A single standing tree surrounded by mostly fallen, dead trees and grass, and a few seedlings.

Fire refugia and forest resilience

Fire refugia are places within high-severity burns that remain unburned or burn with low severity. This study used satellite imagery and field data to better understand where fire refugia occur and how they promote forest recovery and ecosystem resilience.
Map depicts climate corridors – potential movement routes between current climate types and where those climates will occur in the future – for the western United States.

Human land uses reduce climate connectivity

Climate change will cause many species to shift their ranges. To do so successfully, individual organisms will need hospitable travel pathways. These climate corridors will be critical for species persistence.
A man and woman in a canoe on a river, smiling at the camera, with trees in the background.

Aldo and Leonardo: A wilderness science and art collaboration

The Aldo Leopold Wilderness Research Institute and Colorado Art Ranch collaborated to celebrate the 50th anniversary of the Wilderness Act by hosting artist residencies in six wilderness areas.

The Aldo Leopold Wilderness Research Institute, part of Rocky Mountain Research Station, is an interagency, national research facility on campus at the University of Montana. The institute was established (as an interagency facility) in 1993, but was preceded by a Forest Service Wilderness Research Management Unit established in 1967, a few years after passing of the Wilderness Act, in 1964.

The Aldo Leopold Wilderness Research Institute's sign.

The Leopold Institute is the only federal research group in the United States dedicated to development and dissemination of knowledge needed to steward the 110 million-acre U.S. National Wilderness Preservation System (NWPS) and similarly protected wild lands.

Leopold Institute scientists have a long history of conducting and sharing science in support of the NWPS, as well as collaborating with academic, NGO, tribal, community, and other partners within the U.S. and internationally.
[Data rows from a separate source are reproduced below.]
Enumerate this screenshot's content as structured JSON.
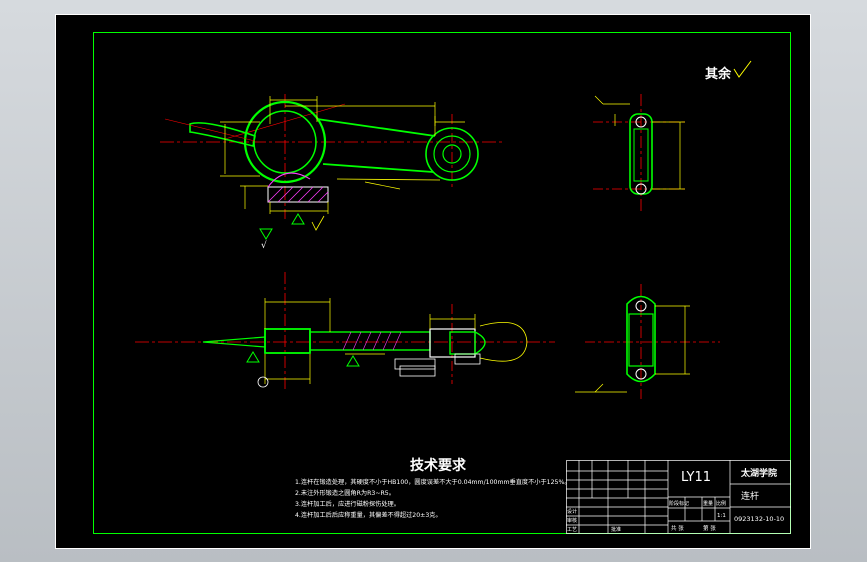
{
  "finish_symbol": {
    "label": "其余",
    "roughness_glyph": "✓"
  },
  "tech_requirements": {
    "title": "技术要求",
    "items": [
      "1.连杆在锻造处理，其硬度不小于HB100，圆度误差不大于0.04mm/100mm垂直度不小于125%。",
      "2.未注外形锻造之圆角R为R3~R5。",
      "3.连杆加工后，应进行磁粉探伤处理。",
      "4.连杆加工后后应称重量，其偏差不得超过20±3克。"
    ]
  },
  "title_block": {
    "drawing_code": "LY11",
    "school": "太湖学院",
    "part_name": "连杆",
    "drawing_number": "0923132-10-10",
    "scale_header": "比例",
    "scale_value": "1:1",
    "weight_header": "重量",
    "stage_header": "阶段标记",
    "count_value": "1",
    "sheet_total_label": "共 张",
    "sheet_label": "第 张",
    "design_label": "设计",
    "check_label": "审核",
    "process_label": "工艺",
    "approve_label": "批准"
  },
  "colors": {
    "frame": "#00ff00",
    "outline": "#ffffff",
    "centerline": "#ff0000",
    "dimension": "#ffff00",
    "hatch": "#ff3cff",
    "part": "#00ff00",
    "sheet_bg": "#000000"
  }
}
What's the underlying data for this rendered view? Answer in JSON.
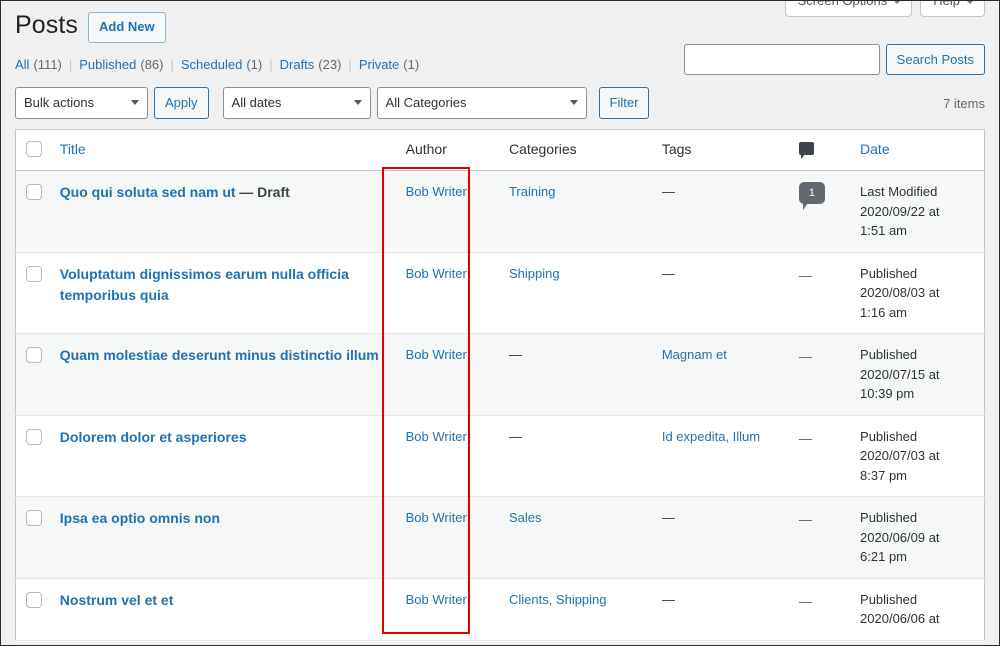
{
  "screen_meta": {
    "screen_options_label": "Screen Options",
    "help_label": "Help"
  },
  "header": {
    "title": "Posts",
    "add_new_label": "Add New"
  },
  "status_links": [
    {
      "label": "All",
      "count": "(111)"
    },
    {
      "label": "Published",
      "count": "(86)"
    },
    {
      "label": "Scheduled",
      "count": "(1)"
    },
    {
      "label": "Drafts",
      "count": "(23)"
    },
    {
      "label": "Private",
      "count": "(1)"
    }
  ],
  "separator": "|",
  "search": {
    "value": "",
    "placeholder": "",
    "button_label": "Search Posts"
  },
  "tablenav": {
    "bulk_actions_value": "Bulk actions",
    "apply_label": "Apply",
    "all_dates_value": "All dates",
    "all_categories_value": "All Categories",
    "filter_label": "Filter",
    "displaying_num": "7 items"
  },
  "table": {
    "columns": {
      "title": "Title",
      "author": "Author",
      "categories": "Categories",
      "tags": "Tags",
      "comments": "comment-icon",
      "date": "Date"
    },
    "rows": [
      {
        "title": "Quo qui soluta sed nam ut",
        "state": "— Draft",
        "author": "Bob Writer",
        "categories": "Training",
        "tags": "—",
        "comments": "1",
        "date_status": "Last Modified",
        "date_value": "2020/09/22 at",
        "date_time": "1:51 am"
      },
      {
        "title": "Voluptatum dignissimos earum nulla officia temporibus quia",
        "state": "",
        "author": "Bob Writer",
        "categories": "Shipping",
        "tags": "—",
        "comments": "—",
        "date_status": "Published",
        "date_value": "2020/08/03 at",
        "date_time": "1:16 am"
      },
      {
        "title": "Quam molestiae deserunt minus distinctio illum",
        "state": "",
        "author": "Bob Writer",
        "categories": "—",
        "tags": "Magnam et",
        "comments": "—",
        "date_status": "Published",
        "date_value": "2020/07/15 at",
        "date_time": "10:39 pm"
      },
      {
        "title": "Dolorem dolor et asperiores",
        "state": "",
        "author": "Bob Writer",
        "categories": "—",
        "tags": "Id expedita, Illum",
        "comments": "—",
        "date_status": "Published",
        "date_value": "2020/07/03 at",
        "date_time": "8:37 pm"
      },
      {
        "title": "Ipsa ea optio omnis non",
        "state": "",
        "author": "Bob Writer",
        "categories": "Sales",
        "tags": "—",
        "comments": "—",
        "date_status": "Published",
        "date_value": "2020/06/09 at",
        "date_time": "6:21 pm"
      },
      {
        "title": "Nostrum vel et et",
        "state": "",
        "author": "Bob Writer",
        "categories": "Clients, Shipping",
        "tags": "—",
        "comments": "—",
        "date_status": "Published",
        "date_value": "2020/06/06 at",
        "date_time": ""
      }
    ]
  },
  "annotation": {
    "color": "#e10000",
    "target": "author-column"
  }
}
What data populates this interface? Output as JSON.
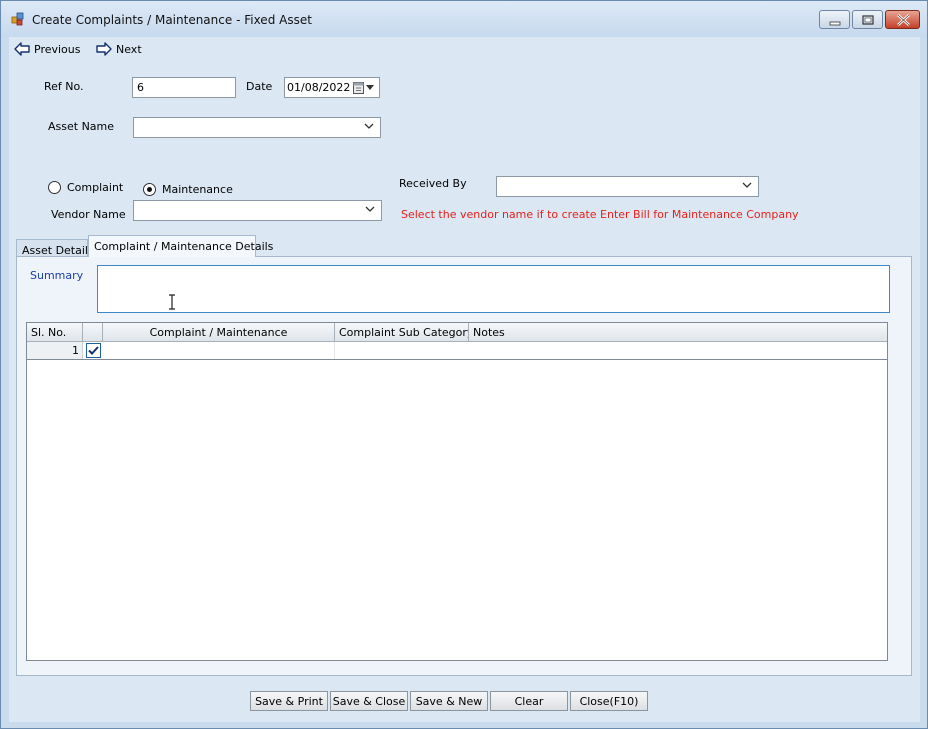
{
  "window": {
    "title": "Create Complaints / Maintenance - Fixed Asset"
  },
  "nav": {
    "previous": "Previous",
    "next": "Next"
  },
  "form": {
    "ref_label": "Ref No.",
    "ref_value": "6",
    "date_label": "Date",
    "date_value": "01/08/2022",
    "asset_label": "Asset Name",
    "asset_value": "",
    "radio_complaint": "Complaint",
    "radio_maintenance": "Maintenance",
    "selected_type": "Maintenance",
    "received_by_label": "Received By",
    "received_by_value": "",
    "vendor_label": "Vendor Name",
    "vendor_value": "",
    "vendor_hint": "Select the vendor name if to  create Enter Bill for Maintenance Company"
  },
  "tabs": [
    {
      "label": "Asset Details",
      "active": false
    },
    {
      "label": "Complaint / Maintenance Details",
      "active": true
    }
  ],
  "details": {
    "summary_label": "Summary",
    "summary_value": "",
    "columns": [
      "Sl. No.",
      "",
      "Complaint / Maintenance",
      "Complaint Sub Category",
      "Notes"
    ],
    "rows": [
      {
        "sl_no": "1",
        "checked": true,
        "complaint": "",
        "sub_category": "",
        "notes": ""
      }
    ]
  },
  "buttons": {
    "save_print": "Save & Print",
    "save_close": "Save & Close",
    "save_new": "Save & New",
    "clear": "Clear",
    "close": "Close(F10)"
  },
  "colors": {
    "hint": "#e8201a",
    "summary_label": "#1b3fa8",
    "accent_border": "#3d88c8"
  },
  "icons": {
    "app": "app-icon",
    "previous": "arrow-left-icon",
    "next": "arrow-right-icon",
    "calendar": "calendar-icon",
    "dropdown": "chevron-down-icon"
  }
}
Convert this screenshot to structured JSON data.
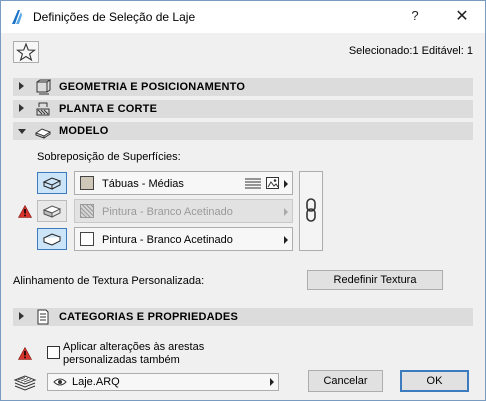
{
  "window": {
    "title": "Definições de Seleção de Laje",
    "help_label": "?",
    "close_label": "✕"
  },
  "header": {
    "selection_info": "Selecionado:1 Editável: 1"
  },
  "sections": {
    "geometry": "GEOMETRIA E POSICIONAMENTO",
    "plan": "PLANTA E CORTE",
    "model": "MODELO",
    "categories": "CATEGORIAS E PROPRIEDADES"
  },
  "model": {
    "surface_override_label": "Sobreposição de Superfícies:",
    "surfaces": [
      {
        "name": "Tábuas - Médias",
        "swatch_color": "#cfc8b8",
        "enabled": true
      },
      {
        "name": "Pintura - Branco Acetinado",
        "swatch_color": "#d6d6d6",
        "enabled": false
      },
      {
        "name": "Pintura - Branco Acetinado",
        "swatch_color": "#ffffff",
        "enabled": true
      }
    ],
    "texture_align_label": "Alinhamento de Textura Personalizada:",
    "reset_texture_label": "Redefinir Textura"
  },
  "footer": {
    "apply_label_line1": "Aplicar alterações às arestas",
    "apply_label_line2": "personalizadas também",
    "layer_name": "Laje.ARQ",
    "cancel_label": "Cancelar",
    "ok_label": "OK"
  },
  "colors": {
    "accent": "#3d7bbf",
    "warning": "#d9342b",
    "section_bg": "#dcdcdc"
  }
}
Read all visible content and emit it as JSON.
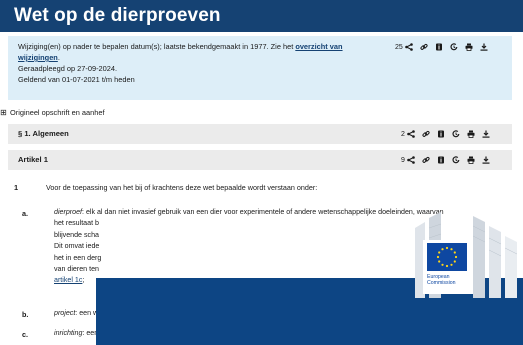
{
  "title": "Wet op de dierproeven",
  "info": {
    "line1_prefix": "Wijziging(en) op nader te bepalen datum(s); laatste bekendgemaakt in 1977. Zie het ",
    "link_text": "overzicht van",
    "link_text_2": "wijzigingen",
    "line2_suffix": ".",
    "consulted": "Geraadpleegd op 27-09-2024.",
    "valid": "Geldend van 01-07-2021 t/m heden"
  },
  "toolbars": [
    {
      "count": "25"
    },
    {
      "count": "2"
    },
    {
      "count": "9"
    }
  ],
  "origin_toggle": {
    "symbol": "⊞",
    "label": "Origineel opschrift en aanhef"
  },
  "sections": [
    {
      "label": "§ 1. Algemeen"
    },
    {
      "label": "Artikel 1"
    }
  ],
  "paragraph": {
    "number": "1",
    "text": "Voor de toepassing van het bij of krachtens deze wet bepaalde wordt verstaan onder:"
  },
  "definitions": [
    {
      "letter": "a.",
      "term": "dierproef",
      "line1_rest": ": elk al dan niet invasief gebruik van een dier voor experimentele of andere wetenschappelijke doeleinden, waarvan",
      "line2": "het resultaat b",
      "line3": "blijvende scha",
      "line4": "Dit omvat iede",
      "line5": "het in een derg",
      "line6": "van dieren ten",
      "link": "artikel 1c",
      "link_suffix": ";"
    },
    {
      "letter": "b.",
      "term": "project",
      "rest": ": een we"
    },
    {
      "letter": "c.",
      "term": "inrichting",
      "rest": ": een i"
    }
  ],
  "ec_logo": {
    "line1": "European",
    "line2": "Commission"
  },
  "colors": {
    "header": "#154273",
    "info_bg": "#ddeef8",
    "section_bg": "#ebebeb",
    "ec_blue": "#0d4584",
    "eu_flag": "#0e47a1",
    "eu_star": "#ffd617"
  },
  "icons": [
    "share-icon",
    "link-icon",
    "info-icon",
    "history-icon",
    "print-icon",
    "download-icon"
  ]
}
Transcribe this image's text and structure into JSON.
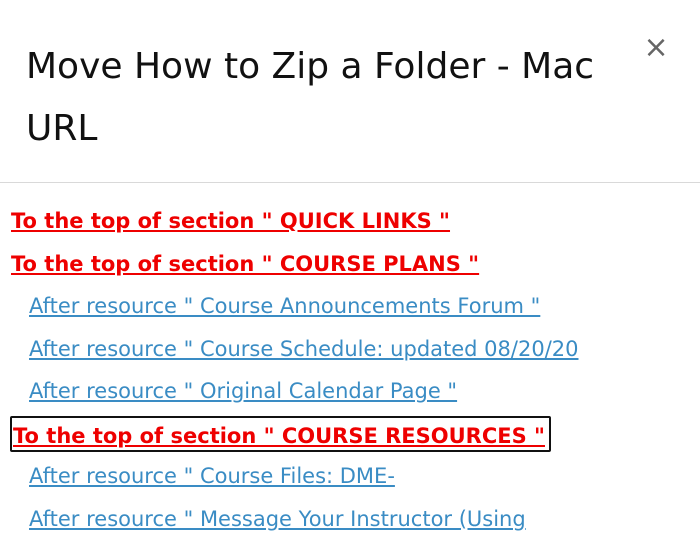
{
  "dialog": {
    "title": "Move How to Zip a Folder - Mac URL",
    "close_icon": "×"
  },
  "move_targets": [
    {
      "type": "section",
      "label": "To the top of section \" QUICK LINKS \""
    },
    {
      "type": "section",
      "label": "To the top of section \" COURSE PLANS \""
    },
    {
      "type": "resource",
      "label": "After resource \" Course Announcements Forum \""
    },
    {
      "type": "resource",
      "label": "After resource \" Course Schedule: updated 08/20/20"
    },
    {
      "type": "resource",
      "label": "After resource \" Original Calendar Page \""
    },
    {
      "type": "section",
      "label": "To the top of section \" COURSE RESOURCES \"",
      "focused": true
    },
    {
      "type": "resource",
      "label": "After resource \" Course Files: DME-"
    },
    {
      "type": "resource",
      "label": "After resource \" Message Your Instructor (Using"
    }
  ],
  "colors": {
    "section_link": "#ee0000",
    "resource_link": "#3a8cc4",
    "title": "#111111"
  }
}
In addition to being administered by RMRS, the Institute’s work is responsive to an Interagency Wilderness Policy Council. This collaboration, defined by an interagency agreement among the Forest Service, Bureau of Land Management, Fish and Wildlife Service, National Park Service, and U.S. Geological Survey and facilitated through an Interagency Wilderness Steering Committee, helps to ensure the institute’s work is relevant to federal wilderness managers. 

Please visit the Leopold Institute’s interagency website to learn more.